To understand where Passage is headed, we can look at two major economic shifts driving the concept of the Metaverse forward: the creator economy and the rise of social gaming.
The "creator economy" is a business model in which individuals create and sell content, products, or services on the internet. It encompasses a wide range of activities, from blogging, podcasting, and vlogging, to music production and software development.
The creator economy is also defined by the cycle of creators getting noticed on platforms like YouTube, Twitter, Instagram, and TikTok, then building a business around their audience with Lego-like infrastructure (think Stripe for payment processing, Shopify for hosting an online store, etc.).
At least 50 million people worldwide consider themselves creators; of those, 46.7 million consider themselves amateurs. After investment in the creator economy topped $5 billion in 2021, the industry is now estimated to be worth over $100 billion.
From Linktree’s 2022 Annual Creator Report
The platforms available for creators to launch on are crowded and predominantly focused on similar features: video, audio, image, and text posting.
We believe there is a significant demand in the marketplace for platforms that are meeting unmet audiences, and there is one audience in particular that is poised for explosive growth.
Access to mobile devices has created explosive growth in the games market in recent years. In 2020, mobile gaming generated the highest revenue in the global gaming market, which amounted to $77.2 billion. (Wijman, 2020)
While playing games has become more accessible, creating them has remained complex. It takes years of development experience with complicated game engines and other 3D software to create games.
This is not too different from the film industry. In 2006, you still needed knowledge of complicated software and cameras in order to make video content like films and commercials. Today, everything from filming, editing, and distribution can be done with one device and one application like TikTok.
Consider this example that was recently shared with our team:
“Two close friends were contracted to work with Coca-Cola to produce commercials. One was a creator on TikTok who filmed with a couple friends and an iPhone. This filmmaker edited hers directly on her phone, while the other filmmaker used a full crew, production kit, and camera package and spent several days with an editor. Both filmmakers received the same five-figure pay for their projects. Video production has been democratized, and gaming is likely next.”
There are many game engines that are focused on trying to make creating games easier, such as Unreal Engine, Unity, and Godot. Unity in particular launched with the stated mission of democratizing game development. While all of these platforms have made huge strides, they still take a considerable amount of time to learn, and the process of getting your game published holds many hurdles.
The top mobile game by consumer spending is Roblox, a game whose revenue model depends on user generated content. This is the creator economy at work. Roblox is a game that makes it easy for players to create games inside of it. As of January 2023, Roblox has a market cap of 18.83 billion dollars, and its revenue for the twelve months ending September 30, 2022, was $2.215 billion, a 33.39% increase year-over-year. Roblox annual revenue for 2021 was $1.919B, a 107.73% increase from 2020.

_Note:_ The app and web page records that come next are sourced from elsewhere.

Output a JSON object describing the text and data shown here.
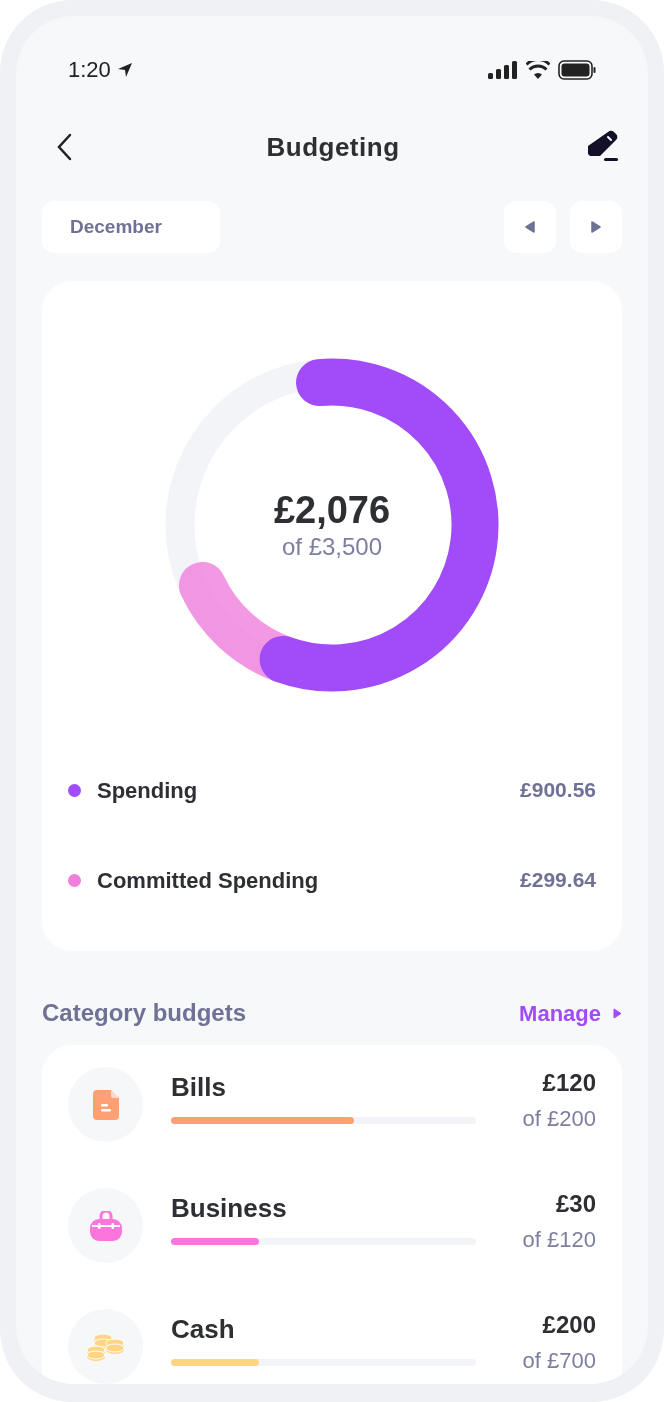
{
  "status_bar": {
    "time": "1:20"
  },
  "header": {
    "title": "Budgeting"
  },
  "period": {
    "month": "December"
  },
  "summary": {
    "amount": "£2,076",
    "total": "of £3,500",
    "legend": [
      {
        "label": "Spending",
        "value": "£900.56",
        "color": "#a24bf8"
      },
      {
        "label": "Committed Spending",
        "value": "£299.64",
        "color": "#f07edc"
      }
    ]
  },
  "categories": {
    "title": "Category budgets",
    "manage": "Manage",
    "items": [
      {
        "name": "Bills",
        "kind": "bills",
        "spent": "£120",
        "budget": "of £200",
        "level": 0.6,
        "color": "#ff9f74"
      },
      {
        "name": "Business",
        "kind": "business",
        "spent": "£30",
        "budget": "of £120",
        "level": 0.29,
        "color": "#fb76dc"
      },
      {
        "name": "Cash",
        "kind": "cash",
        "spent": "£200",
        "budget": "of £700",
        "level": 0.29,
        "color": "#ffd584"
      }
    ]
  }
}
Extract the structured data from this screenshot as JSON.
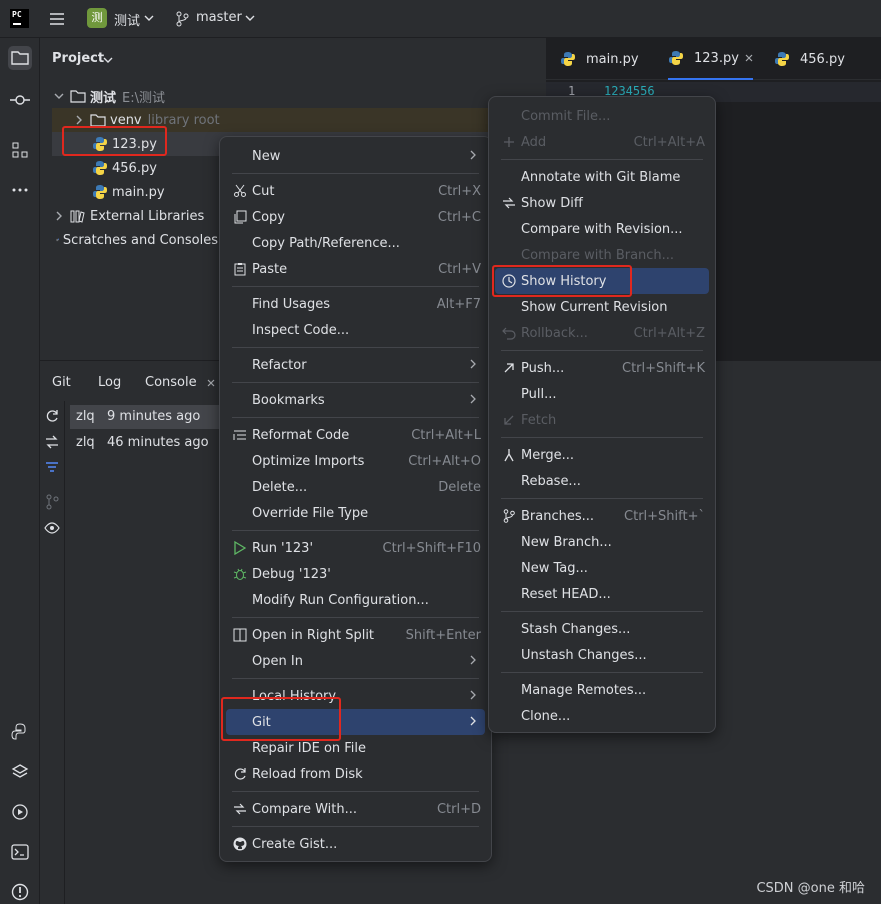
{
  "titlebar": {
    "logo": "PC",
    "project_badge": "测",
    "project_name": "测试",
    "branch": "master"
  },
  "project_panel": {
    "title": "Project",
    "root_name": "测试",
    "root_path": "E:\\测试",
    "venv_name": "venv",
    "venv_hint": "library root",
    "files": [
      "123.py",
      "456.py",
      "main.py"
    ],
    "external_libraries": "External Libraries",
    "scratches": "Scratches and Consoles"
  },
  "editor": {
    "tabs": [
      "main.py",
      "123.py",
      "456.py"
    ],
    "line_number": "1",
    "line_text": "1234556"
  },
  "bottom_panel": {
    "tabs": [
      "Git",
      "Log",
      "Console"
    ],
    "commits": [
      {
        "author": "zlq",
        "time": "9 minutes ago"
      },
      {
        "author": "zlq",
        "time": "46 minutes ago"
      }
    ]
  },
  "context_menu": {
    "new": "New",
    "cut": "Cut",
    "cut_sc": "Ctrl+X",
    "copy": "Copy",
    "copy_sc": "Ctrl+C",
    "copy_path": "Copy Path/Reference...",
    "paste": "Paste",
    "paste_sc": "Ctrl+V",
    "find_usages": "Find Usages",
    "find_usages_sc": "Alt+F7",
    "inspect_code": "Inspect Code...",
    "refactor": "Refactor",
    "bookmarks": "Bookmarks",
    "reformat": "Reformat Code",
    "reformat_sc": "Ctrl+Alt+L",
    "optimize": "Optimize Imports",
    "optimize_sc": "Ctrl+Alt+O",
    "delete": "Delete...",
    "delete_sc": "Delete",
    "override": "Override File Type",
    "run": "Run '123'",
    "run_sc": "Ctrl+Shift+F10",
    "debug": "Debug '123'",
    "modify_run": "Modify Run Configuration...",
    "open_right": "Open in Right Split",
    "open_right_sc": "Shift+Enter",
    "open_in": "Open In",
    "local_history": "Local History",
    "git": "Git",
    "repair": "Repair IDE on File",
    "reload": "Reload from Disk",
    "compare_with": "Compare With...",
    "compare_with_sc": "Ctrl+D",
    "create_gist": "Create Gist..."
  },
  "git_menu": {
    "commit_file": "Commit File...",
    "add": "Add",
    "add_sc": "Ctrl+Alt+A",
    "annotate": "Annotate with Git Blame",
    "show_diff": "Show Diff",
    "compare_revision": "Compare with Revision...",
    "compare_branch": "Compare with Branch...",
    "show_history": "Show History",
    "show_current": "Show Current Revision",
    "rollback": "Rollback...",
    "rollback_sc": "Ctrl+Alt+Z",
    "push": "Push...",
    "push_sc": "Ctrl+Shift+K",
    "pull": "Pull...",
    "fetch": "Fetch",
    "merge": "Merge...",
    "rebase": "Rebase...",
    "branches": "Branches...",
    "branches_sc": "Ctrl+Shift+`",
    "new_branch": "New Branch...",
    "new_tag": "New Tag...",
    "reset_head": "Reset HEAD...",
    "stash": "Stash Changes...",
    "unstash": "Unstash Changes...",
    "manage_remotes": "Manage Remotes...",
    "clone": "Clone..."
  },
  "watermark": "CSDN @one 和哈",
  "colors": {
    "accent": "#2e436e",
    "highlight_box": "#e0281e",
    "python_blue": "#3d7ab5",
    "python_yellow": "#f5d547"
  }
}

According to NPD, of U.S. children ages 2–17 (64 million) play video games, and 73% of Americans ages 2 and older play video games like Roblox. The next generation will not only be native to the creator economy, but they will also be native to online games like Roblox that allow them to participate as creators.
As more creators enter the market and artificial intelligence (AI) tools begin to simplify the process of creating assets, the demand for a “game creator"-focused social platform will explode.
But this isn’t just a young person’s trend. People aged 45–54 account for 63.3% of in-app purchases up to $10. Those aged 55–64, while making up the smallest audience, purchase at a rate of 77.8%.
There is a significant and growing demand for games, and the creator market is primed to be able to meet it—but they will need easy-to-use tools, similar to what creators enjoy on TikTok.